▶ _EXERCISE BRIEF_
The answer must consist of every line from the data that holds "icon".

(Collection entries)
Start of Block

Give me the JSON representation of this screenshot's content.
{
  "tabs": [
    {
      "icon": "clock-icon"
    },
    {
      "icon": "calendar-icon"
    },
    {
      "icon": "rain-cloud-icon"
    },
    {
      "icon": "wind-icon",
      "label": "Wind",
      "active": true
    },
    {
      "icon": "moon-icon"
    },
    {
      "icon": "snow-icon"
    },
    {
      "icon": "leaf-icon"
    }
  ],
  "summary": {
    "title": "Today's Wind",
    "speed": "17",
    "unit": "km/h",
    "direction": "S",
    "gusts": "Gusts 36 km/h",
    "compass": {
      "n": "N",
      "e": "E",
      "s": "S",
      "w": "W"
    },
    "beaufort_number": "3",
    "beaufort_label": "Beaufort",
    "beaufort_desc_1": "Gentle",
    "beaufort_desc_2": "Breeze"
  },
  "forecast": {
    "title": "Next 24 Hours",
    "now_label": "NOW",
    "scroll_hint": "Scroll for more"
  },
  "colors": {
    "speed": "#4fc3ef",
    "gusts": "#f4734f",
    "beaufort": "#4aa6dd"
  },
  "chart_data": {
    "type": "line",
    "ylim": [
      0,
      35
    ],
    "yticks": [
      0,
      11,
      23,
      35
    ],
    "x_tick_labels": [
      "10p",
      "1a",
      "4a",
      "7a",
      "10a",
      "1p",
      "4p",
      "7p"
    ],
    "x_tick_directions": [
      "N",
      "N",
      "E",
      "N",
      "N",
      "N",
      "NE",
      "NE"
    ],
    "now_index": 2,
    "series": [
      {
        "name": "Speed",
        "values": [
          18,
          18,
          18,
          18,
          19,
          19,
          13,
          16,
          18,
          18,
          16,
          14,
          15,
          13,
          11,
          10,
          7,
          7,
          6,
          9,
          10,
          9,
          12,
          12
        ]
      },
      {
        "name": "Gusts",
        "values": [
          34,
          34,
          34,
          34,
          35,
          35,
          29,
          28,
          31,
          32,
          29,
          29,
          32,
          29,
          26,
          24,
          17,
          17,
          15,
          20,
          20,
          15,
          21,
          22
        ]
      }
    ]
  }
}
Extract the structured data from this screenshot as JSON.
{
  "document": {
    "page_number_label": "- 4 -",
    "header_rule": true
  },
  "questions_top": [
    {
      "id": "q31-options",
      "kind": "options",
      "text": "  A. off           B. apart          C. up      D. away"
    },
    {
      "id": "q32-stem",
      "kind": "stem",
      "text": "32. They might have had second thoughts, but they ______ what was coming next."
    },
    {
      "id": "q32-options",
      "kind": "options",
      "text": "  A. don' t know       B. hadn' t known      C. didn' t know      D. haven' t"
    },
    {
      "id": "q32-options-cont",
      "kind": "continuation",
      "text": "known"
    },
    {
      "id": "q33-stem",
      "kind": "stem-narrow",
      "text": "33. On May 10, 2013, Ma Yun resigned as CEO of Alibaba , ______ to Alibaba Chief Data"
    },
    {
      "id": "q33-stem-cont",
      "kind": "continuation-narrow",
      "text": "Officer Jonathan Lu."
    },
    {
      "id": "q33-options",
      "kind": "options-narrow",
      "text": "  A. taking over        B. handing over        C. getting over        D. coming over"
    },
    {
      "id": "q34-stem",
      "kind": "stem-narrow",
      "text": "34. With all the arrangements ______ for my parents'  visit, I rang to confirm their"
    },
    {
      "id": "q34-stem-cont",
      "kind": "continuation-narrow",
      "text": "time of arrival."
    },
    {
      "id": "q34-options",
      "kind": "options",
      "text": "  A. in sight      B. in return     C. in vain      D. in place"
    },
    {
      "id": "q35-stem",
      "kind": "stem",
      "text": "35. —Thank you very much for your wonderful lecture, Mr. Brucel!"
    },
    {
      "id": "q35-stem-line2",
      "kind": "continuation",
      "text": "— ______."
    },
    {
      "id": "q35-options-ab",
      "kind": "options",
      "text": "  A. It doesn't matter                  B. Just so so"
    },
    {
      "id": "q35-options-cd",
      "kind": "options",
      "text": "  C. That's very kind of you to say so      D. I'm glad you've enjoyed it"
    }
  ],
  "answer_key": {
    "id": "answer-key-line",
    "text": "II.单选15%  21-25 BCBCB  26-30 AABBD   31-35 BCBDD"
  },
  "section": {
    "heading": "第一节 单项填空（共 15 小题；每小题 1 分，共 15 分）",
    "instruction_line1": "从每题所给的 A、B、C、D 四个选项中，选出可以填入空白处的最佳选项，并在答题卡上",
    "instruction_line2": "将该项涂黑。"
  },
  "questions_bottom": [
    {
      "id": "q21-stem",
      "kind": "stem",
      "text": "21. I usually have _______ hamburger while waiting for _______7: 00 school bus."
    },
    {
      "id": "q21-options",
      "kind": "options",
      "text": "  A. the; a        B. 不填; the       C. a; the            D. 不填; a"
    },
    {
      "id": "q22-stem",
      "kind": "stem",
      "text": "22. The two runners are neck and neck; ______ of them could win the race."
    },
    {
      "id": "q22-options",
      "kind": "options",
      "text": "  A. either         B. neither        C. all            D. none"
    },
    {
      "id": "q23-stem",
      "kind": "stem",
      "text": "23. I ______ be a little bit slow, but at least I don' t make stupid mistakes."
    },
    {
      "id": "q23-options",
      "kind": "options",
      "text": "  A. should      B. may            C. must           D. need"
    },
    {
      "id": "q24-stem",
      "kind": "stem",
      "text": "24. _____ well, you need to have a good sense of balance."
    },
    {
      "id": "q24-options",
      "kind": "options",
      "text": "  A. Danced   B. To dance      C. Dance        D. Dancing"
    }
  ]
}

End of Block

▶ _ANSWER SPACE_
      "icon": "clock-icon"
      "icon": "calendar-icon"
      "icon": "rain-cloud-icon"
      "icon": "wind-icon",
      "icon": "moon-icon"
      "icon": "snow-icon"
      "icon": "leaf-icon"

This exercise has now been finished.